- [Exercise material]:
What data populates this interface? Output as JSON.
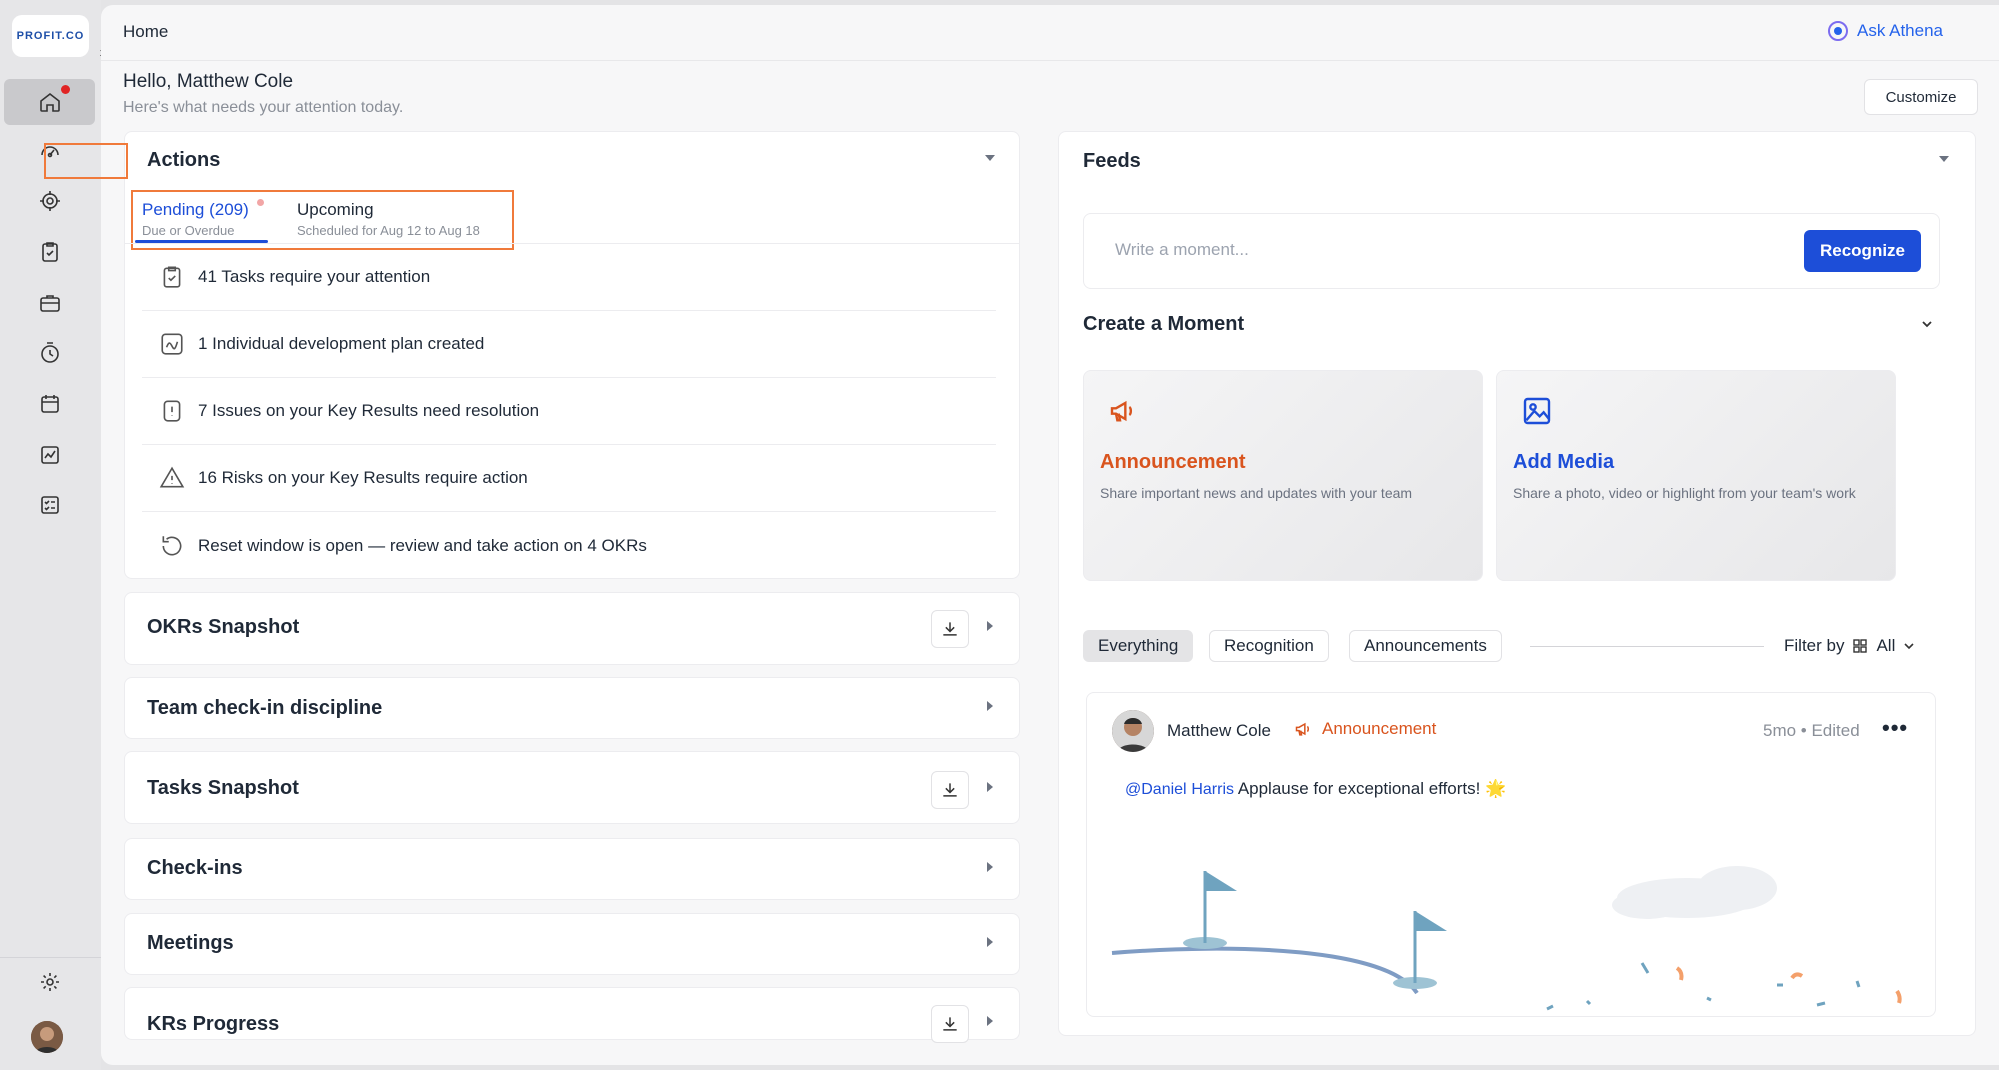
{
  "app": {
    "logo_text": "PROFIT.CO"
  },
  "header": {
    "breadcrumb": "Home",
    "ask_label": "Ask Athena"
  },
  "greeting": {
    "title": "Hello, Matthew Cole",
    "subtitle": "Here's what needs your attention today.",
    "customize_label": "Customize"
  },
  "actions": {
    "title": "Actions",
    "tabs": [
      {
        "label": "Pending (209)",
        "sub": "Due or Overdue"
      },
      {
        "label": "Upcoming",
        "sub": "Scheduled for Aug 12 to Aug 18"
      }
    ],
    "items": [
      {
        "icon": "clipboard-check-icon",
        "text": "41 Tasks require your attention"
      },
      {
        "icon": "chart-line-icon",
        "text": "1 Individual development plan created"
      },
      {
        "icon": "exclamation-icon",
        "text": "7 Issues on your Key Results need resolution"
      },
      {
        "icon": "warning-triangle-icon",
        "text": "16 Risks on your Key Results require action"
      },
      {
        "icon": "reset-icon",
        "text": "Reset window is open — review and take action on 4 OKRs"
      }
    ]
  },
  "sections": [
    {
      "title": "OKRs Snapshot",
      "download": true
    },
    {
      "title": "Team check-in discipline",
      "download": false
    },
    {
      "title": "Tasks Snapshot",
      "download": true
    },
    {
      "title": "Check-ins",
      "download": false
    },
    {
      "title": "Meetings",
      "download": false
    },
    {
      "title": "KRs Progress",
      "download": true
    }
  ],
  "feeds": {
    "title": "Feeds",
    "placeholder": "Write a moment...",
    "recognize_label": "Recognize",
    "create_title": "Create a Moment",
    "cards": [
      {
        "title": "Announcement",
        "desc": "Share important news and updates with your team",
        "color": "#d9541e"
      },
      {
        "title": "Add Media",
        "desc": "Share a photo, video or highlight from your team's work",
        "color": "#1d4ed8"
      }
    ],
    "filters": [
      "Everything",
      "Recognition",
      "Announcements"
    ],
    "filter_by_label": "Filter by",
    "filter_value": "All",
    "post": {
      "author": "Matthew Cole",
      "type": "Announcement",
      "time": "5mo • Edited",
      "more": "•••",
      "mention_first": "@Daniel",
      "mention_last": "Harris",
      "text": "Applause for exceptional efforts! 🌟"
    }
  },
  "colors": {
    "accent": "#1d4ed8",
    "highlight": "#f07a3b",
    "announcement": "#d9541e"
  }
}
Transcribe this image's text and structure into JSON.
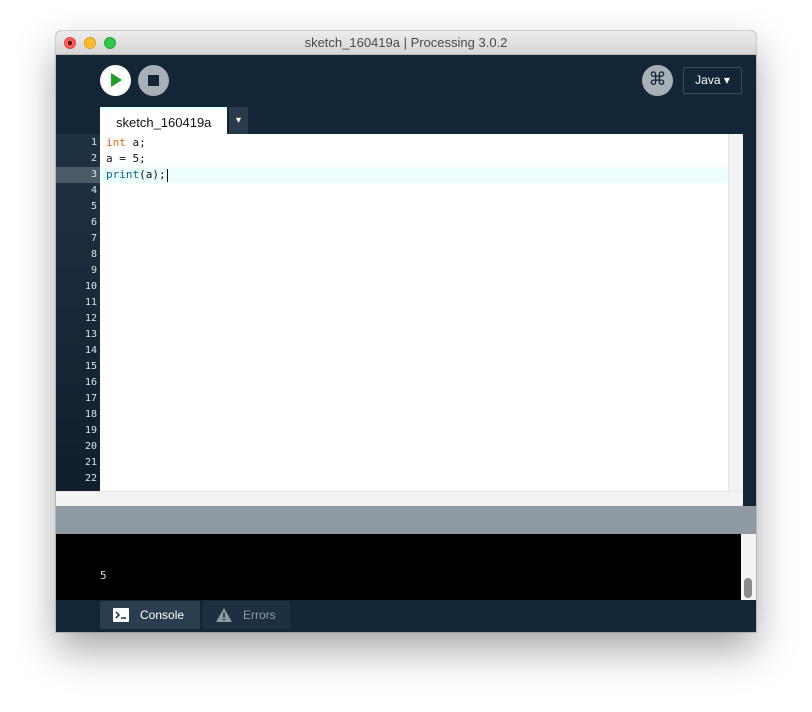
{
  "window": {
    "title": "sketch_160419a | Processing 3.0.2"
  },
  "toolbar": {
    "run_icon": "play-icon",
    "stop_icon": "stop-icon",
    "debug_icon": "butterfly-debug-icon",
    "debug_glyph": "⌘",
    "mode_label": "Java ▾"
  },
  "tabs": {
    "active_label": "sketch_160419a",
    "menu_arrow": "▾"
  },
  "editor": {
    "line_numbers": [
      "1",
      "2",
      "3",
      "4",
      "5",
      "6",
      "7",
      "8",
      "9",
      "10",
      "11",
      "12",
      "13",
      "14",
      "15",
      "16",
      "17",
      "18",
      "19",
      "20",
      "21",
      "22"
    ],
    "current_line": 3,
    "code": {
      "line1_keyword": "int",
      "line1_rest": " a;",
      "line2": "a = 5;",
      "line3_func": "print",
      "line3_rest": "(a);"
    }
  },
  "console": {
    "output": "5"
  },
  "footer": {
    "console_label": "Console",
    "errors_label": "Errors"
  },
  "colors": {
    "window_bg": "#132638",
    "keyword": "#e2661a",
    "function": "#006699",
    "run_icon": "#20a020"
  }
}
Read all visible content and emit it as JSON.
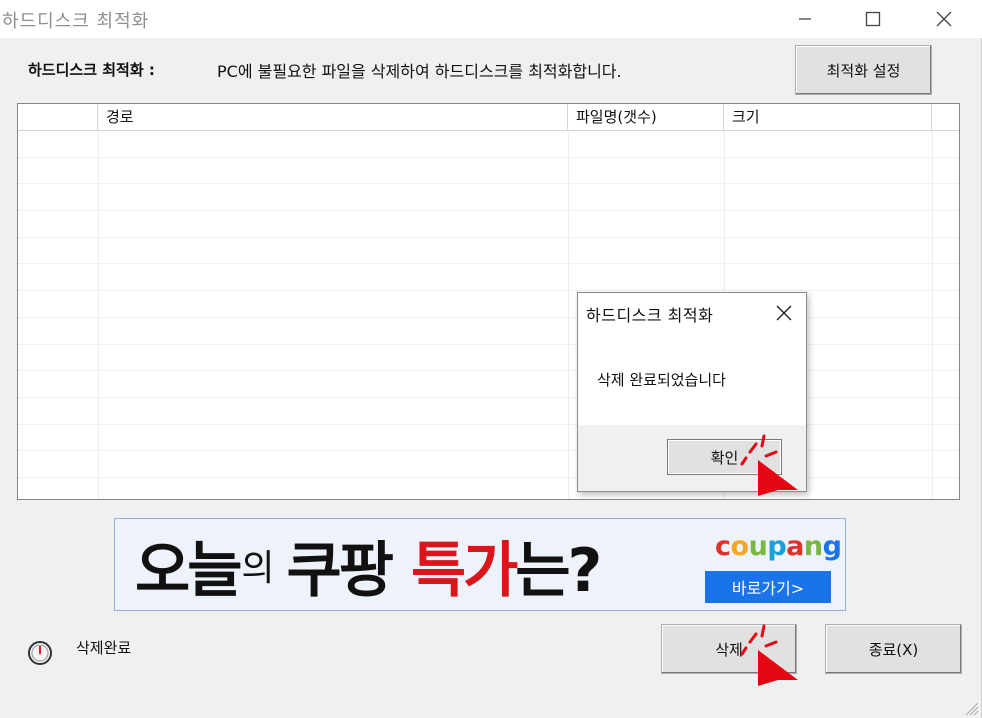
{
  "window": {
    "title": "하드디스크 최적화"
  },
  "header": {
    "label": "하드디스크 최적화 :",
    "description": "PC에 불필요한 파일을 삭제하여 하드디스크를 최적화합니다.",
    "settings_button": "최적화 설정"
  },
  "table": {
    "columns": [
      "",
      "경로",
      "파일명(갯수)",
      "크기",
      ""
    ],
    "rows": []
  },
  "dialog": {
    "title": "하드디스크 최적화",
    "message": "삭제 완료되었습니다",
    "ok_button": "확인"
  },
  "ad": {
    "headline_1": "오늘",
    "headline_2": "의",
    "headline_3": "쿠팡",
    "headline_4": "특가",
    "headline_5": "는?",
    "brand": "coupang",
    "cta": "바로가기>",
    "brand_colors": [
      "#e0312b",
      "#f5a623",
      "#7bb542",
      "#1a9fd8",
      "#e0312b",
      "#7bb542",
      "#1a73e8"
    ]
  },
  "status": {
    "text": "삭제완료"
  },
  "footer": {
    "delete_button": "삭제",
    "exit_button": "종료(X)"
  },
  "colors": {
    "accent_red": "#d9161b",
    "cta_blue": "#1a73e8",
    "cursor_red": "#e30613"
  }
}
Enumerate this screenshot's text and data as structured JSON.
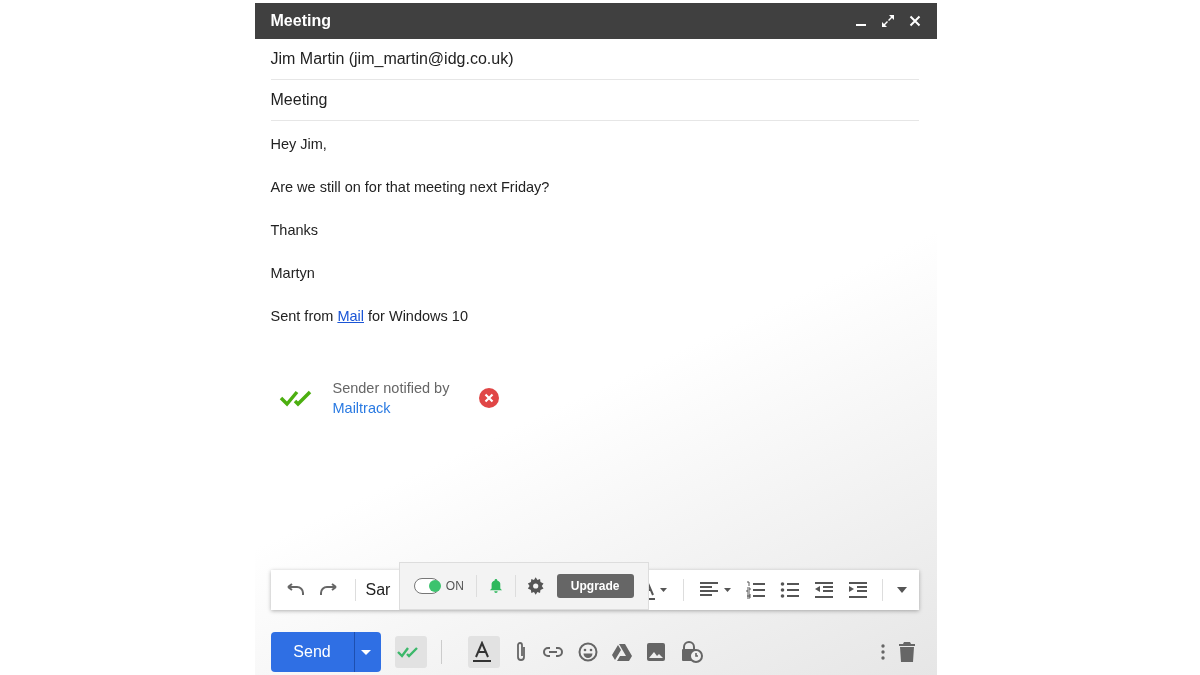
{
  "window": {
    "title": "Meeting"
  },
  "recipient": "Jim Martin (jim_martin@idg.co.uk)",
  "subject": "Meeting",
  "body": [
    {
      "kind": "text",
      "text": "Hey Jim,"
    },
    {
      "kind": "text",
      "text": "Are we still on for that meeting next Friday?"
    },
    {
      "kind": "text",
      "text": "Thanks"
    },
    {
      "kind": "text",
      "text": "Martyn"
    },
    {
      "kind": "link",
      "before": "Sent from ",
      "link": "Mail",
      "after": " for Windows 10"
    }
  ],
  "signature": {
    "text": "Sender notified by",
    "link": "Mailtrack"
  },
  "format_toolbar": {
    "font": "Sar"
  },
  "mailtrack_popup": {
    "toggle_on": true,
    "toggle_label": "ON",
    "upgrade": "Upgrade"
  },
  "bottom_bar": {
    "send": "Send",
    "mailtrack_active": true,
    "formatting_active": true
  }
}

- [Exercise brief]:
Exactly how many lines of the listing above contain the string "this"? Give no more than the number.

- [Answer area]:
3